Visiting Veterinarian : What if?
For several weeks Ketch, a cocker spaniel, had a small patch of thickened skin on her neck. Right around Christmas, the lesion began increasing in size. When it ruptured, her owner brought Ketch in for me to take a peek. The area in question was red, relatively flat but firm, with a central open sore discharging a little fluid. "She's running a low-grade fever," I said. "Could be infection or an allergic reaction to something like a spider bite." I paused. "Or it could be a tumor. We would need a biopsy to know for sure."
Her owner hesitated. "Ketch is almost 14. I don't want to put her through a lot." We agreed to treat the lesion empirically, and consider further diagnostics if it didn't resolve.
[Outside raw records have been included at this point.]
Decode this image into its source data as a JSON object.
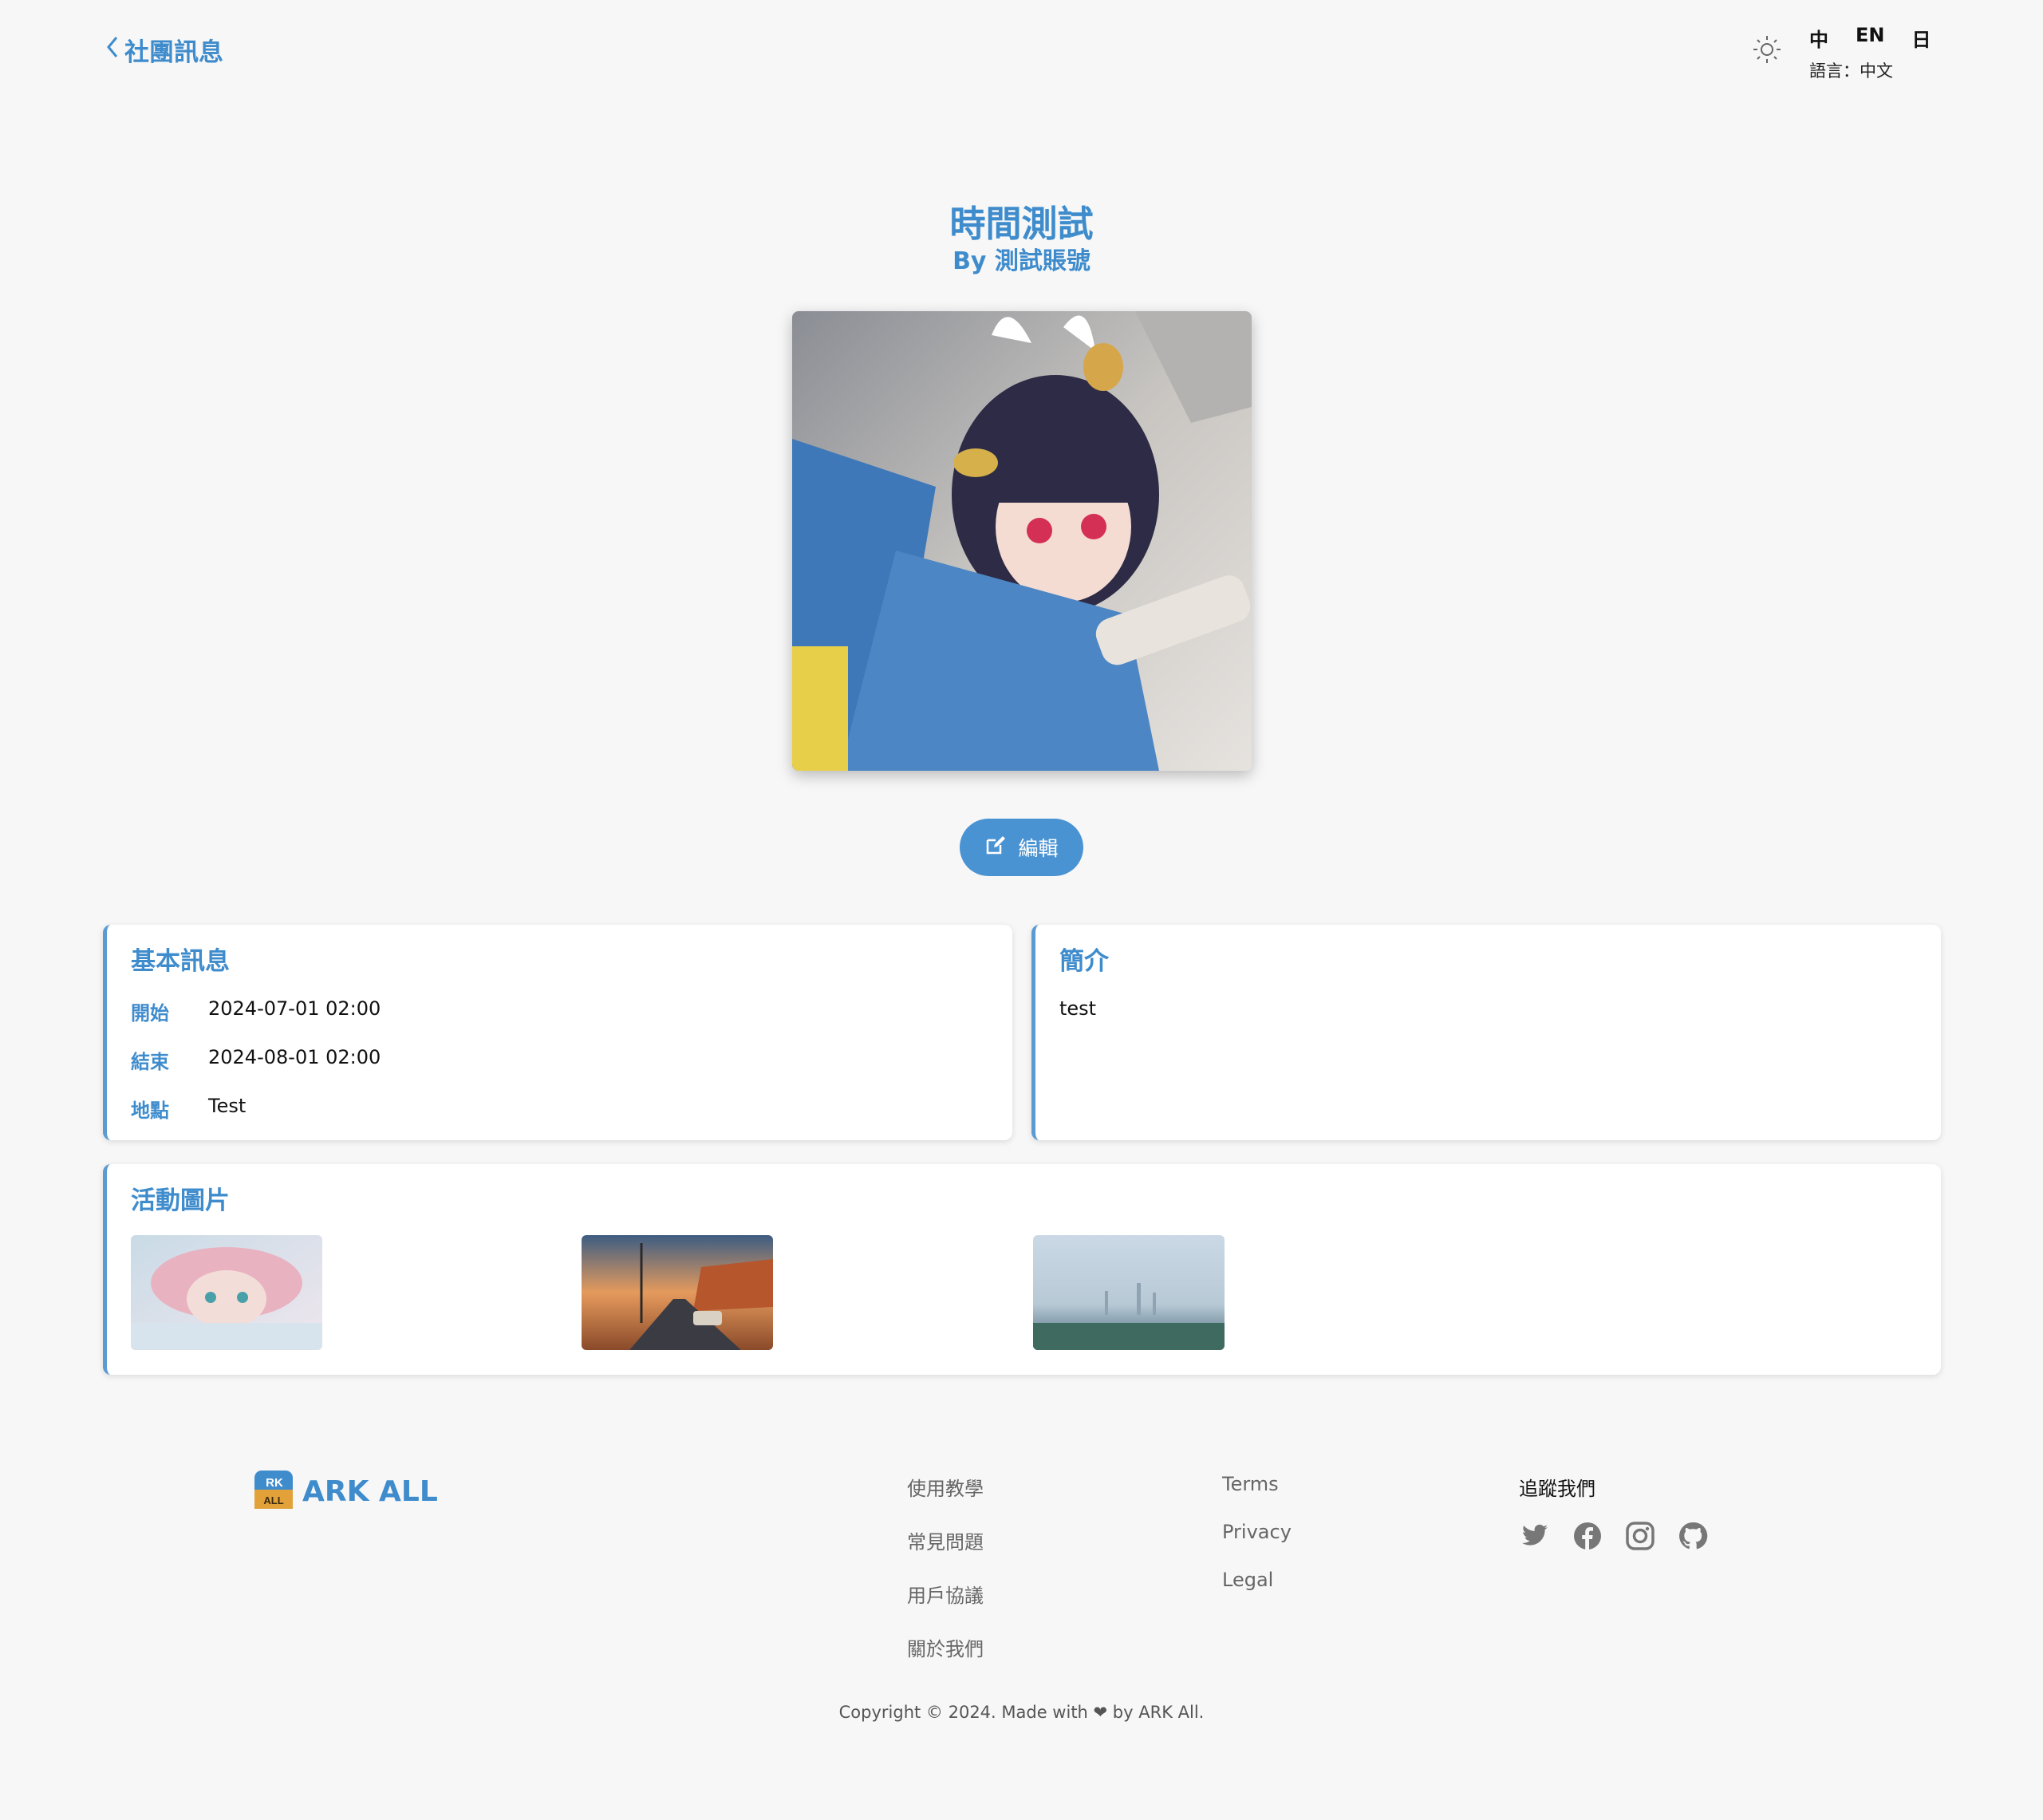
{
  "header": {
    "back_label": "社團訊息",
    "languages": [
      "中",
      "EN",
      "日"
    ],
    "current_language": "語言：中文"
  },
  "event": {
    "title": "時間測試",
    "author": "By 測試賬號",
    "edit_label": "編輯"
  },
  "basic_info": {
    "title": "基本訊息",
    "rows": [
      {
        "label": "開始",
        "value": "2024-07-01 02:00"
      },
      {
        "label": "結束",
        "value": "2024-08-01 02:00"
      },
      {
        "label": "地點",
        "value": "Test"
      }
    ]
  },
  "intro": {
    "title": "簡介",
    "text": "test"
  },
  "photos": {
    "title": "活動圖片"
  },
  "footer": {
    "logo_badge_top": "RK",
    "logo_badge_bottom": "ALL",
    "brand": "ARK ALL",
    "col1": [
      "使用教學",
      "常見問題",
      "用戶協議",
      "關於我們"
    ],
    "col2": [
      "Terms",
      "Privacy",
      "Legal"
    ],
    "follow_title": "追蹤我們",
    "copyright": "Copyright © 2024. Made with ❤ by ARK All."
  },
  "colors": {
    "accent": "#3f8ccd",
    "button": "#4a93d3",
    "background": "#f7f7f7"
  }
}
Two months later, the surface sore had healed, but what had been a small, flat lesion was now a very large, irregular mass. "It's probably cancerous," I said, sighing. The location could make surgery difficult, with all the blood vessels and nerves that run close to the neck's surface. On the other hand, the lump felt well circumscribed and not attached to the underlying structures. "We could remove it surgically," I offered. "Either here or by referral to a specialist."
Ketch's owner hesitated. What was the long-term prognosis? Would she also need chemotherapy or radiation? Did that make sense considering Ketch's age?
"For some types of cancer, surgery can be curative," I continued. "But it makes sense to gather more information before proceeding." I suggested getting a small biopsy using a local anesthetic. With a definitive diagnosis, we could make an informed decision about our next steps. It was Tuesday. I had a light schedule. "We could take the sample today," I offered. "The sooner we get an answer, the better."
"I need to go away in a few days," the owner responded. "Will that be a problem?" I assured her complications were rare as I walked her to the door.
Once Mom had left, I prepped the lump and injected a local anesthetic. I made a tiny nick with a scalpel, then inserted a Tru-Cut Needle into the mass. Unlike a "fine needle aspirate," which sucks a few cells out via hypodermic needle, the Tru-Cut Needle actually cuts a little tissue core, preserving the architecture. These biopsies are much more accurate than aspirates.
My first attempt yielded nothing but blood. "Hmmm, pretty vascular," I muttered and tried again. My third attempt yielded a decent sample. A drop of blood bubbled from the incision. I applied pressure. Blood continued to well up slowly. I packed the area with special hemostatic surgical material. No more bleeding. One suture and we were done. Ketch stayed the rest of the day for observation. I released her as we closed for the evening, her tail wagging happily. I was in a good mood, too - happy we had moved promptly toward definitive diagnosis - and happy tomorrow was my day off. My 11-year-old and I were taking an early morning ferry for a long-awaited mother-daughter outing.
Our Wednesday trip was a huge success. We went to Build-A-Bear, bought new clothes, ate Chinese food. My daughter actually talked to me. We took a late boat home.
The next morning, I awoke early and went into the office, as I often do, to organize my day. A fax from the night before sat in the machine. I read the report, sitting down slowly in dismay. Ketch had been fine all night Tuesday but on Wednesday morning had started to bleed again - a lot. The veterinarian on emergency call ran tests and treated her with fluids, medications, and bandages. Ketch began having seizures. It was suggested she go immediately to a 24-hour emergency facility with an ICU and specialists on staff, but in keeping with her earlier decision not to pursue "heroics," Ketch's mom opted to take her dog home for the night and hope for the best. I glanced at the clock as I finished reading - not yet 7 am. I decided to wait a few hours before calling for an update.